Washington: People can now have virtual sex using the new Zynga game ‘The Ville’ which appears to be heavily inspired by the popular game ‘The Sims’.
The game is the most realistic yet in the Ville series of games that includes FarmVille, CityVille, and CastleVille.
The concept is that you build your dream house in the app, and then invite your pals over to hang out.
According to Zynga executive producer David Gray, in the game when someone is in people’s house and people begin to interact with them, people can level up by interacting with them in ways that the game sees as romantic.
In the game as people climb the experience tree, you eventually unlock the capability to initiate the “happiness home run,” or just “whoopee” as Gray called it in an interview.
When people do so, the two characters begin to disrobe on-screen not completely, though and the bed in the virtual bedroom gets covered, briefly, with little floating hearts. Then it’s over.
While you can have virtual sex in ‘The Ville’, people cannot yet get virtually married. And there are no virtual consequences, like children. Some pro-family groups are bound to take issue with that.
The game is not age-restricted. Gray said that since the game requires a Facebook login, Zynga can rely on Facebook’s own age restrictions there has been no news on what happens if Facebook opens up officially to users under its current cut-off of 13.

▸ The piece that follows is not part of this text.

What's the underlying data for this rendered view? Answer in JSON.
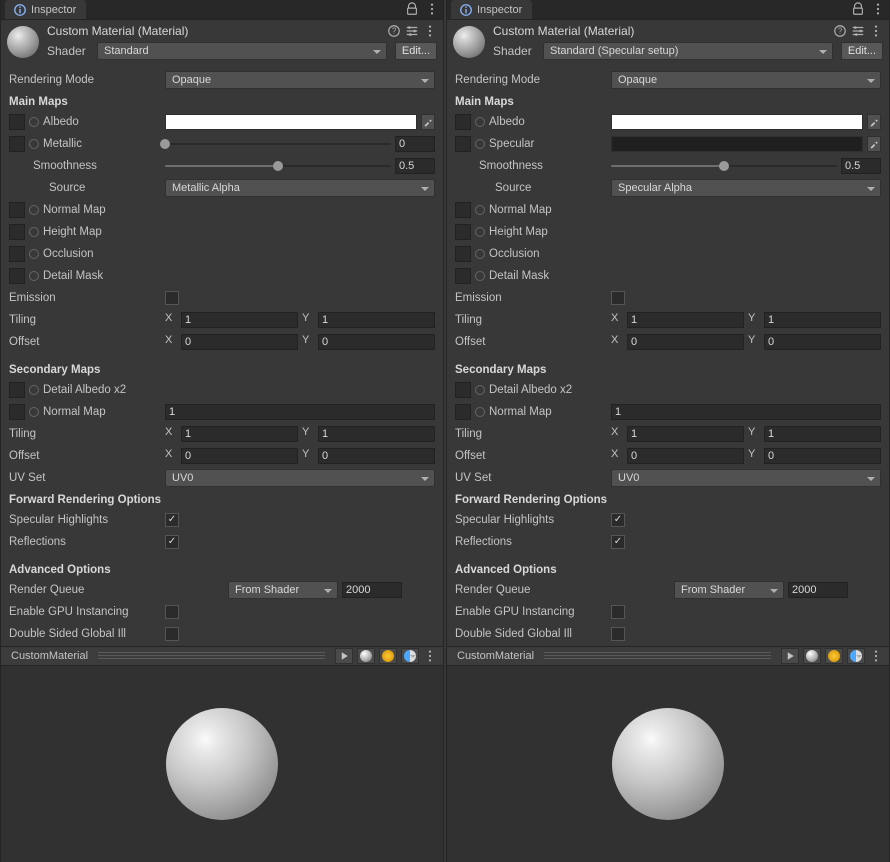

While all Zynga games are social, this game is more of a dating app than anything the company has yet done.
People will want to feather their nests to attract friends over to hang out, and there is an option, when talking with an on-screen character, to click over to see their real-world Facebook profile.
A big part of Zynga’s press conference was a discussion of the platform’s new matchmaking platform, which helps players get connected with new users that they’re most likely to enjoy playing their favorite games with. Gray says that The Ville doesn’t yet use the matchmaking system, but it may in the future, and it will be opt-in.
Gray estimateed that the overall game design -- it’s not all about sex -- will lead to a female gender bias. He estimated about 65 percent.